Study material section start

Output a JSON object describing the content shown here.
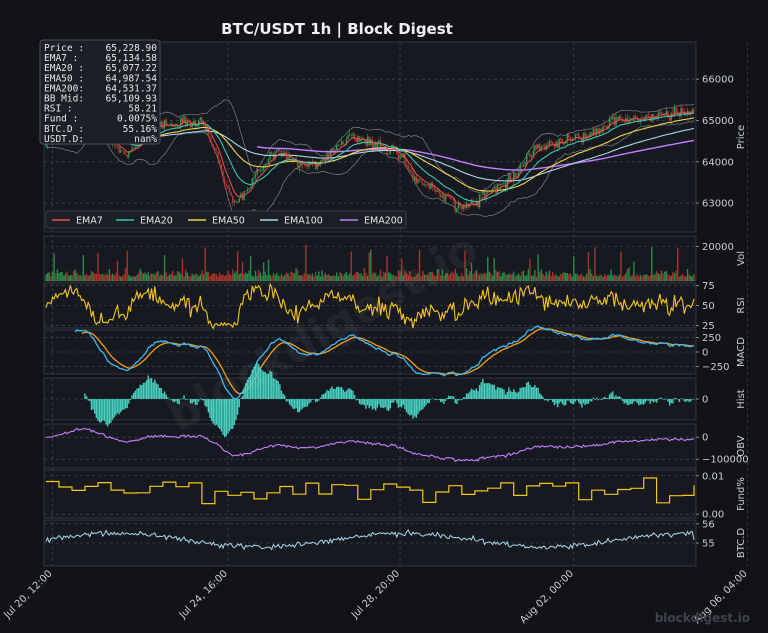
{
  "title": "BTC/USDT  1h  |  Block Digest",
  "watermark_diagonal": "blockdigest.io",
  "watermark_corner": "blockdigest.io",
  "colors": {
    "background": "#111318",
    "panel": "#161a20",
    "up": "#2e9e55",
    "down": "#c0392b",
    "ema7": "#e5534b",
    "ema20": "#3fc1b5",
    "ema50": "#f0d24a",
    "ema100": "#a9d8ea",
    "ema200": "#c77dff",
    "rsi": "#f5c518",
    "macd": "#3fb7f0",
    "signal": "#f39c12",
    "hist": "#48d1c0",
    "obv": "#c77dff",
    "fund": "#f5c518",
    "btcd": "#a9d8ea"
  },
  "info_box": [
    {
      "label": "Price :",
      "value": "65,228.90"
    },
    {
      "label": "EMA7  :",
      "value": "65,134.58"
    },
    {
      "label": "EMA20 :",
      "value": "65,077.22"
    },
    {
      "label": "EMA50 :",
      "value": "64,987.54"
    },
    {
      "label": "EMA200:",
      "value": "64,531.37"
    },
    {
      "label": "BB Mid:",
      "value": "65,109.93"
    },
    {
      "label": "RSI   :",
      "value": "58.21"
    },
    {
      "label": "Fund  :",
      "value": "0.0075%"
    },
    {
      "label": "BTC.D :",
      "value": "55.16%"
    },
    {
      "label": "USDT.D:",
      "value": "nan%"
    }
  ],
  "chart_data": {
    "type": "line",
    "x_tick_labels": [
      "Jul 20, 12:00",
      "Jul 24, 16:00",
      "Jul 28, 20:00",
      "Aug 02, 00:00",
      "Aug 06, 04:00"
    ],
    "legend": [
      "EMA7",
      "EMA20",
      "EMA50",
      "EMA100",
      "EMA200"
    ],
    "panels": [
      {
        "name": "Price",
        "ylabel": "Price",
        "ylim": [
          62300,
          66900
        ],
        "yticks": [
          63000,
          64000,
          65000,
          66000
        ],
        "close_anchors": [
          64500,
          65300,
          64200,
          64900,
          65000,
          63100,
          64200,
          63900,
          64600,
          64300,
          63400,
          62900,
          63500,
          64400,
          64600,
          65000,
          65100,
          65230
        ]
      },
      {
        "name": "Vol",
        "ylabel": "Vol",
        "ylim": [
          0,
          26000
        ],
        "yticks": [
          20000
        ]
      },
      {
        "name": "RSI",
        "ylabel": "RSI",
        "ylim": [
          22,
          78
        ],
        "yticks": [
          25,
          50,
          75
        ]
      },
      {
        "name": "MACD",
        "ylabel": "MACD",
        "ylim": [
          -380,
          380
        ],
        "yticks": [
          -250,
          0,
          250
        ]
      },
      {
        "name": "Hist",
        "ylabel": "Hist",
        "ylim": [
          -200,
          200
        ],
        "yticks": [
          0
        ]
      },
      {
        "name": "OBV",
        "ylabel": "OBV",
        "ylim": [
          -140000,
          60000
        ],
        "yticks": [
          -100000,
          0
        ]
      },
      {
        "name": "Fund%",
        "ylabel": "Fund%",
        "ylim": [
          -0.001,
          0.0115
        ],
        "yticks": [
          0.0,
          0.01
        ]
      },
      {
        "name": "BTC.D",
        "ylabel": "BTC.D",
        "ylim": [
          53.8,
          56.2
        ],
        "yticks": [
          55,
          56
        ]
      }
    ],
    "grid": true,
    "legend_placement": "lower-left"
  }
}
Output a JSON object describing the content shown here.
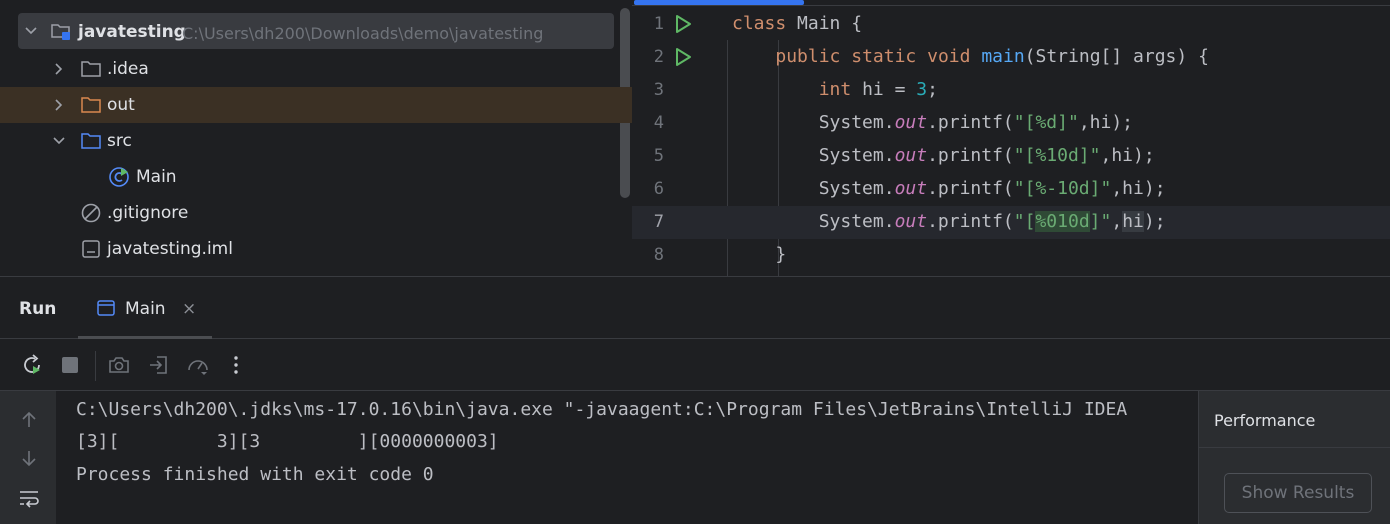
{
  "project_tree": {
    "root": {
      "name": "javatesting",
      "path": "C:\\Users\\dh200\\Downloads\\demo\\javatesting"
    },
    "items": [
      {
        "label": ".idea",
        "icon": "folder-icon"
      },
      {
        "label": "out",
        "icon": "folder-excluded-icon"
      },
      {
        "label": "src",
        "icon": "source-folder-icon"
      },
      {
        "label": "Main",
        "icon": "java-class-runnable-icon"
      },
      {
        "label": ".gitignore",
        "icon": "ignored-file-icon"
      },
      {
        "label": "javatesting.iml",
        "icon": "module-file-icon"
      }
    ]
  },
  "editor": {
    "line_numbers": [
      "1",
      "2",
      "3",
      "4",
      "5",
      "6",
      "7",
      "8"
    ],
    "current_line": 7,
    "tokens": {
      "class_kw": "class",
      "class_name": "Main",
      "brace_open": "{",
      "public_kw": "public",
      "static_kw": "static",
      "void_kw": "void",
      "main_fn": "main",
      "main_params": "(String[] args) {",
      "int_kw": "int",
      "hi_assign": "hi =",
      "three": "3",
      "semicolon": ";",
      "system": "System.",
      "out": "out",
      "printf_open": ".printf(",
      "str1": "\"[%d]\"",
      "str2": "\"[%10d]\"",
      "str3": "\"[%-10d]\"",
      "str4_q1": "\"[",
      "str4_fmt": "%010d",
      "str4_q2": "]\"",
      "comma": ",",
      "hi": "hi",
      "args_close": ");",
      "brace_close": "}"
    }
  },
  "run": {
    "title": "Run",
    "tab_label": "Main",
    "tab_close": "×",
    "console_lines": [
      "C:\\Users\\dh200\\.jdks\\ms-17.0.16\\bin\\java.exe \"-javaagent:C:\\Program Files\\JetBrains\\IntelliJ IDEA",
      "[3][         3][3         ][0000000003]",
      "Process finished with exit code 0"
    ],
    "performance": {
      "title": "Performance",
      "button": "Show Results"
    }
  },
  "colors": {
    "background": "#1e1f22",
    "panel": "#2b2d30",
    "accent": "#3574f0",
    "keyword": "#cf8e6d",
    "function": "#56a8f5",
    "number": "#2aacb8",
    "string": "#6aab73",
    "field": "#c77dbb",
    "run_green": "#5fb865",
    "excluded_folder": "#d9884f"
  }
}
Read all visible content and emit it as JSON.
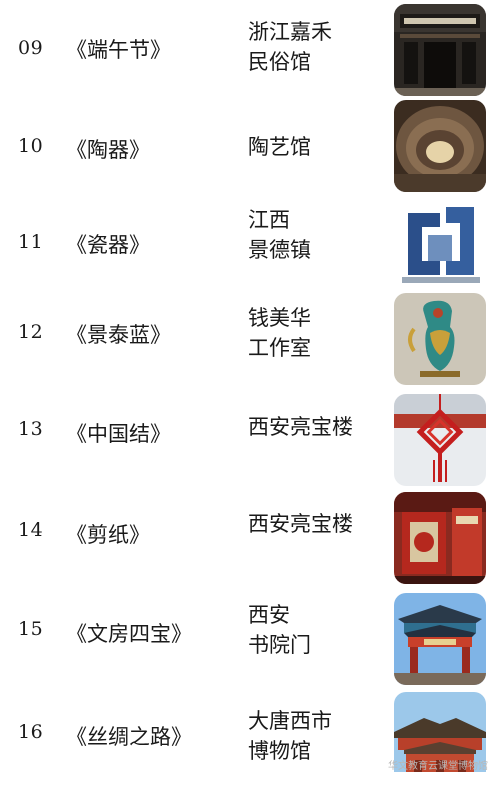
{
  "rows": [
    {
      "num": "09",
      "title": "《端午节》",
      "place": [
        "浙江嘉禾",
        "民俗馆"
      ],
      "icon": "museum-gate-photo"
    },
    {
      "num": "10",
      "title": "《陶器》",
      "place": [
        "陶艺馆"
      ],
      "icon": "kiln-tunnel-photo"
    },
    {
      "num": "11",
      "title": "《瓷器》",
      "place": [
        "江西",
        "景德镇"
      ],
      "icon": "porcelain-sculpture-photo"
    },
    {
      "num": "12",
      "title": "《景泰蓝》",
      "place": [
        "钱美华",
        "工作室"
      ],
      "icon": "cloisonne-vessel-photo"
    },
    {
      "num": "13",
      "title": "《中国结》",
      "place": [
        "西安亮宝楼"
      ],
      "icon": "chinese-knot-photo"
    },
    {
      "num": "14",
      "title": "《剪纸》",
      "place": [
        "西安亮宝楼"
      ],
      "icon": "paper-cut-exhibit-photo"
    },
    {
      "num": "15",
      "title": "《文房四宝》",
      "place": [
        "西安",
        "书院门"
      ],
      "icon": "shuyuanmen-gate-photo"
    },
    {
      "num": "16",
      "title": "《丝绸之路》",
      "place": [
        "大唐西市",
        "博物馆"
      ],
      "icon": "tang-market-building-photo"
    }
  ],
  "watermark": "华文教育云课堂博物馆"
}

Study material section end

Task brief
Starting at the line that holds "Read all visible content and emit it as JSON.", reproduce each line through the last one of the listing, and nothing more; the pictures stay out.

Response for this exercise
Read all visible content and emit it as JSON.
{
  "rows": [
    {
      "num": "09",
      "title": "《端午节》",
      "place": [
        "浙江嘉禾",
        "民俗馆"
      ],
      "icon": "museum-gate-photo"
    },
    {
      "num": "10",
      "title": "《陶器》",
      "place": [
        "陶艺馆"
      ],
      "icon": "kiln-tunnel-photo"
    },
    {
      "num": "11",
      "title": "《瓷器》",
      "place": [
        "江西",
        "景德镇"
      ],
      "icon": "porcelain-sculpture-photo"
    },
    {
      "num": "12",
      "title": "《景泰蓝》",
      "place": [
        "钱美华",
        "工作室"
      ],
      "icon": "cloisonne-vessel-photo"
    },
    {
      "num": "13",
      "title": "《中国结》",
      "place": [
        "西安亮宝楼"
      ],
      "icon": "chinese-knot-photo"
    },
    {
      "num": "14",
      "title": "《剪纸》",
      "place": [
        "西安亮宝楼"
      ],
      "icon": "paper-cut-exhibit-photo"
    },
    {
      "num": "15",
      "title": "《文房四宝》",
      "place": [
        "西安",
        "书院门"
      ],
      "icon": "shuyuanmen-gate-photo"
    },
    {
      "num": "16",
      "title": "《丝绸之路》",
      "place": [
        "大唐西市",
        "博物馆"
      ],
      "icon": "tang-market-building-photo"
    }
  ],
  "watermark": "华文教育云课堂博物馆"
}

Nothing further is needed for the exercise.